If the timer spins, and the outside little handle is in the on position, then it should be sending power to the “High Limit Reset” Switch which is on top of the Thermostat (actually part of it, it’s an assembly).     If the High Limit Reset safety switch was activated (by really hot temperature like 160F or 170F) then the power stops right there, and never gets to the thermostat.        It’s a simple “reset” just push the little round Burgundy colored button, and if you feel a very slight click, pay attention!, then it was activated, and now it is reset….your problem is likely solved.

The second red link on this page explains more the on High Limit Reset

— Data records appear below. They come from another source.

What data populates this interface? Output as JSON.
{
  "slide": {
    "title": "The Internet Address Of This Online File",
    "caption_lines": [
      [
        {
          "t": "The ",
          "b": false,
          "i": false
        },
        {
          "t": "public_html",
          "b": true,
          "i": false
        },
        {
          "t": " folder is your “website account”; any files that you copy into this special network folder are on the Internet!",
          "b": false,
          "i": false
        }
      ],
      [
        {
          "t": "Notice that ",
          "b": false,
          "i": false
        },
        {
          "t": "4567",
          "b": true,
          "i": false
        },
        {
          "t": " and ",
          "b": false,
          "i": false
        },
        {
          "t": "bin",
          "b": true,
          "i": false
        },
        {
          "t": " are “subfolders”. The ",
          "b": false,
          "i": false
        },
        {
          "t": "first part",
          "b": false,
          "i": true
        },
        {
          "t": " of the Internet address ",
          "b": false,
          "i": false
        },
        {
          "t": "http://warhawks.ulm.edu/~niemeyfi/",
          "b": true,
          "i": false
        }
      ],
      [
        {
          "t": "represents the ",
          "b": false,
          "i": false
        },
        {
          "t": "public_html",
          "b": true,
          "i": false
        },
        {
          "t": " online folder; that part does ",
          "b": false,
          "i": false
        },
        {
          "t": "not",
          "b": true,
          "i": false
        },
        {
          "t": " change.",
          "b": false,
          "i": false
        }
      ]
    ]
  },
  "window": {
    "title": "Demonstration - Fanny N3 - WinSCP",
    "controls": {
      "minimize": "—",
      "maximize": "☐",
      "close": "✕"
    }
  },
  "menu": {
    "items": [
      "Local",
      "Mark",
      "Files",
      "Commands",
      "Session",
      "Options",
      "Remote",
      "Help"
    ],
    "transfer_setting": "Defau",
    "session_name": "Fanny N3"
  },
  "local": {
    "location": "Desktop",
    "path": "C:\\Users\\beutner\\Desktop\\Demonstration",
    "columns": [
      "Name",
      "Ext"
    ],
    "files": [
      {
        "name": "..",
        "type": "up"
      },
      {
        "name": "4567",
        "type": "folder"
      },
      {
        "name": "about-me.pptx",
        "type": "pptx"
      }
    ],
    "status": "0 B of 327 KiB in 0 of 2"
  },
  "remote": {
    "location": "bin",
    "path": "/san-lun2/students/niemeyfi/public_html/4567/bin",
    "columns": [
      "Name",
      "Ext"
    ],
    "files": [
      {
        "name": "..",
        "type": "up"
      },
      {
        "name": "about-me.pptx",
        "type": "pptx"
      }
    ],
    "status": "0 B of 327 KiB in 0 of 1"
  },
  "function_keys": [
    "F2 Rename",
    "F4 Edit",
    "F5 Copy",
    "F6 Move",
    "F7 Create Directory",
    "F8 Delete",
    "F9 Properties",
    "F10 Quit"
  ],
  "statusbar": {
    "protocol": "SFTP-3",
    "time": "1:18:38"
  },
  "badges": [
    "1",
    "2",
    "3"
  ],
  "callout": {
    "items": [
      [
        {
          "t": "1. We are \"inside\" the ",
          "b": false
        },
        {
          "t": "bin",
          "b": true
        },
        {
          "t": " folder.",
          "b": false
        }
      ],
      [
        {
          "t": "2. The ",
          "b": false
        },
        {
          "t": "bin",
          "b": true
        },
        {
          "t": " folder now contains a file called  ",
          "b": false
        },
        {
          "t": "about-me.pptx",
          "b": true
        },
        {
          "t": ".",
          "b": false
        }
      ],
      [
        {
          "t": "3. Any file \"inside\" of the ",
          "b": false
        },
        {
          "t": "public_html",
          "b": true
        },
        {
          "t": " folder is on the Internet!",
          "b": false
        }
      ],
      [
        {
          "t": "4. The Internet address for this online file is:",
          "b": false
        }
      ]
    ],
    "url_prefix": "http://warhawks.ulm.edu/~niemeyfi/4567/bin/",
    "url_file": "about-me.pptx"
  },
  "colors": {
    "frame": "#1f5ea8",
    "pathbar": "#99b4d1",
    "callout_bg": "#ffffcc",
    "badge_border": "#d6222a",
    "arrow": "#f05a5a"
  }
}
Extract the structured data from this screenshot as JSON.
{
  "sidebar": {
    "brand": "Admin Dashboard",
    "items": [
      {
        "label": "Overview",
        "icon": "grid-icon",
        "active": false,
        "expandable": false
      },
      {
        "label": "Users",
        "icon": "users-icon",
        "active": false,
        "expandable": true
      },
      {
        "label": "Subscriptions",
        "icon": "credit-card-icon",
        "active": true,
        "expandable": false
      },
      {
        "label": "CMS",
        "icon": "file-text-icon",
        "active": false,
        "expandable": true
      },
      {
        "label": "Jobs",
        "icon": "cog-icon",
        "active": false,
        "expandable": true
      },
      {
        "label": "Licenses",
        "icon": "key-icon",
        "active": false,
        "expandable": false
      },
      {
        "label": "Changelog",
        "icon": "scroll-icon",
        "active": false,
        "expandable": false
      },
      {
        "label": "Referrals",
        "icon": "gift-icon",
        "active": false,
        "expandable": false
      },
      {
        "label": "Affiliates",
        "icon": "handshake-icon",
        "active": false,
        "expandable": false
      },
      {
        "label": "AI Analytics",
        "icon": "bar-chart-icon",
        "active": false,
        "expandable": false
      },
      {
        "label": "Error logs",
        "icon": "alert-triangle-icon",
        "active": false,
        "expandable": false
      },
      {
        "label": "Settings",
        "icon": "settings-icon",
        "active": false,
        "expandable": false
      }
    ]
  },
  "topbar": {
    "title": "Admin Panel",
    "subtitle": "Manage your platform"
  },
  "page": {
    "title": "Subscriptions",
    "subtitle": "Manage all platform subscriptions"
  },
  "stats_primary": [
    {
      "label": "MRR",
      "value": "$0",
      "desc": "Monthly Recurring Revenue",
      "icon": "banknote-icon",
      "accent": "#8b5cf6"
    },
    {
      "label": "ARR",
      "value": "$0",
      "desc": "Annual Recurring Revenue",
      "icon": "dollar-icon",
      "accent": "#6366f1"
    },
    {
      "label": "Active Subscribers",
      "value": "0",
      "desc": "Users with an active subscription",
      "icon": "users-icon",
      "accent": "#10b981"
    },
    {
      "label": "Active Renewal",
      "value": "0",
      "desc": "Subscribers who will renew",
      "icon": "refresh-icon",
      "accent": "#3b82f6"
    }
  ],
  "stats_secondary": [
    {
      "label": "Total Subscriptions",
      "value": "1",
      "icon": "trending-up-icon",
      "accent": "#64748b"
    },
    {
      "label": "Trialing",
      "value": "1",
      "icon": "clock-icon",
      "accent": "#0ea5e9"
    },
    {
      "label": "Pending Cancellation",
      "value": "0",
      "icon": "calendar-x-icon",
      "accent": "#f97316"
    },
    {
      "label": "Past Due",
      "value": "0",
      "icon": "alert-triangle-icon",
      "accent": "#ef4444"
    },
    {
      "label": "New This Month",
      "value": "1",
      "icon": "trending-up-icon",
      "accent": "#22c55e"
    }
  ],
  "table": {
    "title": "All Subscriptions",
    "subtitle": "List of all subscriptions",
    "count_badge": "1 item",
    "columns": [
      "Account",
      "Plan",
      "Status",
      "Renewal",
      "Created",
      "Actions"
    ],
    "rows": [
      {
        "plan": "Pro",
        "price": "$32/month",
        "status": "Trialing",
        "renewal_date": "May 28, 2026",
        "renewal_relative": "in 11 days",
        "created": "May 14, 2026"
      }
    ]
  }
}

How can you tell if the element is actually heating the water?      We call this the “ear test”.    

1)      The thermostat setting must be above the temperature in the tank.
2)      If the tank is fairly warm (say from the Sun), but you want to test the T-stat, you can turn it up to a high temperature by turning clockwise with a small flat bladed screwdriver.   As the setting exceeds the water temperature, you should hear a little click, indicating that it is now sending power to the heating element.
3)      Put your ear right on the tank, if you hear a faint humming, that is the element heating the water.   One caveat though….in rare occasions, you will hear some humming, but the Element will actually be mostly broke, and it really won’t make hot water.     If you hear the humming, but never get hot water, you have a bad Element, OR the below, a bad Mixing Valve.

It can be a real bear to change an element.    It needs special tools, and if you strip it, the whole tank is shot.   Any leakage or rust in this whole area can be a real electrocution or fire hazard.     Just because you have a breaker (sitting in your breaker panel for 30 years, never moving) does not mean that it will work when needed!    

But let’s finish on the Thermostat.    If you turn the T-stat all the way up, and it never clicks indicating sending power to the element (and everything upstream is OK, breaker, disconnect, time, high limit reset), then the T-stat is likely bad.    If you have an electrical tester, and the knowledge to use it safety, you can read the voltage into the T-stat, and the voltage to the Element, both should be 240V AC. 

One thing that will confound even the best troubleshooting in the world, is the Mixing Valve.     If the Mixing Valve (MX) has gone bad and gets occasionally stuck, nothing else that you do or change will make the system work well and consistently.     MX is usually reliable, and a bit pricey to change, it’s $315 labor and material to change, unless repiping is needed then it is more.    So when nothing else makes sense, and especially if system is over 7 years old, then it’s time to bite the bullet and replace the MX.    The MX is usually a red colored cap in the top center of tank (sometimes blue or green).